Admitting how your progressive organizations still reflect white supremacy and racist practices does not mean they are bigoted or do a great job building power for black and brown communities. What I am questioning are the presumed reasons why so many of these social movements and their history are thought to be so damned white. It’s not because blacks, browns, and other marginalized activists don’t have the vision or ability to lead. The perceived whiteness of activism is the shared legacy of political, workers, environmental, anti-war, feminist, women’s and LGBTQ + rights movements and organizations that have historically and currently rejected the needs and talents of BIPOC.
When other activists in your organization say, “We didn’t have to declare race because the people who show up will be black and brown anyway,” ask them why they assume non-white people will show up. If leadership protests that a mission that includes a black focus will turn people away, invite them to explain why your movement should prioritize helping these people over blacks’ lives. Refuse to accept the claim that “black issues are too militant” or the false premise that wage theft is more important than wage equity.
If you want black people to join your ranks, we must be valued and respected beyond lip service. Create space for different cultures, trust us to do the job we were hired to do, and redefine what leadership is all about. There are many ways to protest and approach activism, but when white-led social justice organizations passively reflect the expectations of white supremacy about what “real protest” looks like, one that lacks joy and celebration, it amplifies the same repressive structures that these organizations are trying to fight, and further alienating black and other non-white activists from participation and collaboration. It weakens what strong coalitions should be by requiring all activists to put themselves into a single form rather than drawing strength by embracing multiple approaches to activism.
Tanya Wallace-Gobern is a Prism Senior Fellow with a focus on employee rights and brings over 20 years of experience in work and community organization. She began her career at the Organizing Institute to learn the mechanics of organizing. Soon after, Tanya’s desire to organize black workers led her to work for the Amalgamated Clothing and Textile Workers Union (ACTWU – a predecessor of Unite HERE) and move south to lead union campaigns in the area. She later created the AFL-CIO Historical Black College’s recruitment program to increase the number of blacks in union leadership and staff. She continued her career in social justice with the Coalition of Kaiser Permanente Unions, where she served as their national field director. Tanya became General Manager of the National Black Worker Center in June 2016.

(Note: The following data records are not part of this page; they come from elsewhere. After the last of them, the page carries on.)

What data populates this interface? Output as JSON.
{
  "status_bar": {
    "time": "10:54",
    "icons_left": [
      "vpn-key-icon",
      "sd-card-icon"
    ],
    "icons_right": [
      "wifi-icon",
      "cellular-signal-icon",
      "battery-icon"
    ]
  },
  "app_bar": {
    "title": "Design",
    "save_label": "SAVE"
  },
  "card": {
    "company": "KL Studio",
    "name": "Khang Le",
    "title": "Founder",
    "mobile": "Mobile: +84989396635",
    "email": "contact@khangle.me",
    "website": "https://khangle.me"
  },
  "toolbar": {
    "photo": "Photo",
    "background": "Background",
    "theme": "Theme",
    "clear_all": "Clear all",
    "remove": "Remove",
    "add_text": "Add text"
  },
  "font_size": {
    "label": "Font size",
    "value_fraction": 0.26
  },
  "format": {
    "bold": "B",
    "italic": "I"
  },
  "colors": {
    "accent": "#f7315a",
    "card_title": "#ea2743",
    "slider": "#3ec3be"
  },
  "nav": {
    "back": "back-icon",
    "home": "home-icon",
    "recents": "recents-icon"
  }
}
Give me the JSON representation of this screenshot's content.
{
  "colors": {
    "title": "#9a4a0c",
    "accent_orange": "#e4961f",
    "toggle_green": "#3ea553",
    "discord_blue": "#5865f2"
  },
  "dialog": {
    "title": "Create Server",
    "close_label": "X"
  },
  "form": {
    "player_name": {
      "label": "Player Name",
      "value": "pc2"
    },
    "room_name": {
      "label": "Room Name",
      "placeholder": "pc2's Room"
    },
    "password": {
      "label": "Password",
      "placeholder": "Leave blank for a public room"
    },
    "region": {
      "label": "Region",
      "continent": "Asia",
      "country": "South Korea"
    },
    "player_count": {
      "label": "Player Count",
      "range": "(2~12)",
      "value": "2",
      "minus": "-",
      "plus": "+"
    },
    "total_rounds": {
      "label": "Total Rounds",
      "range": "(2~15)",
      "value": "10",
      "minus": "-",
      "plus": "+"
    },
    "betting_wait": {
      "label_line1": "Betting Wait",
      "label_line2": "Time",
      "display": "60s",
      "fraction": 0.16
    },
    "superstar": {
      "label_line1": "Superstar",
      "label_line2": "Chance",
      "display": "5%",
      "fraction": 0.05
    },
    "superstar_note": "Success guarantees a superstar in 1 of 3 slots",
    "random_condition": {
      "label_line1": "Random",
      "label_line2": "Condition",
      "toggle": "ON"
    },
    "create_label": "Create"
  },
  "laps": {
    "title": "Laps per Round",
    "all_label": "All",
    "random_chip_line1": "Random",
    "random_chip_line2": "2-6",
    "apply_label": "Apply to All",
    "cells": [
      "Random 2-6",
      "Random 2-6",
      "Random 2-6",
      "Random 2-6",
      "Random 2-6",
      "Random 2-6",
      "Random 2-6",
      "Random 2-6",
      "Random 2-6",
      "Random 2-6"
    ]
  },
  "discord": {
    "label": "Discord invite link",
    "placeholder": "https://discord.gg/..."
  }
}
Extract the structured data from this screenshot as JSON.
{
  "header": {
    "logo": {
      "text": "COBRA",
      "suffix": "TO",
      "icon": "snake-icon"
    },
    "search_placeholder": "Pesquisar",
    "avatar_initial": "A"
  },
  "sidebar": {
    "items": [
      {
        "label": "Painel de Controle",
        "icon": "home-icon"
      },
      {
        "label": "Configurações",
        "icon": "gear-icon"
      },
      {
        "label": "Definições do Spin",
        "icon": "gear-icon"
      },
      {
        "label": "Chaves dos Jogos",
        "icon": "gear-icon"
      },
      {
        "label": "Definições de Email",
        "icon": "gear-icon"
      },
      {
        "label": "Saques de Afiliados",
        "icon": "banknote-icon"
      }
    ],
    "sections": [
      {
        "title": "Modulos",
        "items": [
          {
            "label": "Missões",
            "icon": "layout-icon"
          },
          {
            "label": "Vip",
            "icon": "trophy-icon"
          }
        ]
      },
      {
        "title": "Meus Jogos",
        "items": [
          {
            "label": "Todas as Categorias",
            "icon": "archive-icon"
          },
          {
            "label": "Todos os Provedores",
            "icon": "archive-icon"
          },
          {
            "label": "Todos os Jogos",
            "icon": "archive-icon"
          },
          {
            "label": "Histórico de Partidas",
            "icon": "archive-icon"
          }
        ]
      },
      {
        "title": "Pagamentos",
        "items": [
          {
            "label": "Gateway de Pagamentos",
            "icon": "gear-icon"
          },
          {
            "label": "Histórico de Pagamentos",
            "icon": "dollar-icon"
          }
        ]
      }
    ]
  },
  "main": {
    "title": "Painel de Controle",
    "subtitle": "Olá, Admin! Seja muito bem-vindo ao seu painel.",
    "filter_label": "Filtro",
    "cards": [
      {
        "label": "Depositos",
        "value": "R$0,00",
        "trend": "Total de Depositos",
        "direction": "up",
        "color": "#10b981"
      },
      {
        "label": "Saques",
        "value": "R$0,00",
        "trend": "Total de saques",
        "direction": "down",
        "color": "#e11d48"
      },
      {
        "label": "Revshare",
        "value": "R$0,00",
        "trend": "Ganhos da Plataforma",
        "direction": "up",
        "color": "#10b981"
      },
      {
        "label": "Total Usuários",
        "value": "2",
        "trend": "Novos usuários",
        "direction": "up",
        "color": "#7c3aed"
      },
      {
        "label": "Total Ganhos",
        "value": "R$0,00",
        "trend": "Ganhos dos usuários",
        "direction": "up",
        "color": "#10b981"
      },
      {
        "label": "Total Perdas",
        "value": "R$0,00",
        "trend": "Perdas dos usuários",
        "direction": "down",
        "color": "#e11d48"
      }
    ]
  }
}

prism is a non-profit news agency run by BIPOC that puts the spotlight on the people, places and topics currently not covered by the national media. We strive to produce a journalism that treats blacks, indigenous and colored people, women, the LGBTQ + community and other invisible groups as experts on our own experiences, our resilience and our struggle for justice. Subscribe to our email list to get our stories in your inbox, and ffollow us further Twitter, Facebook and Instagram.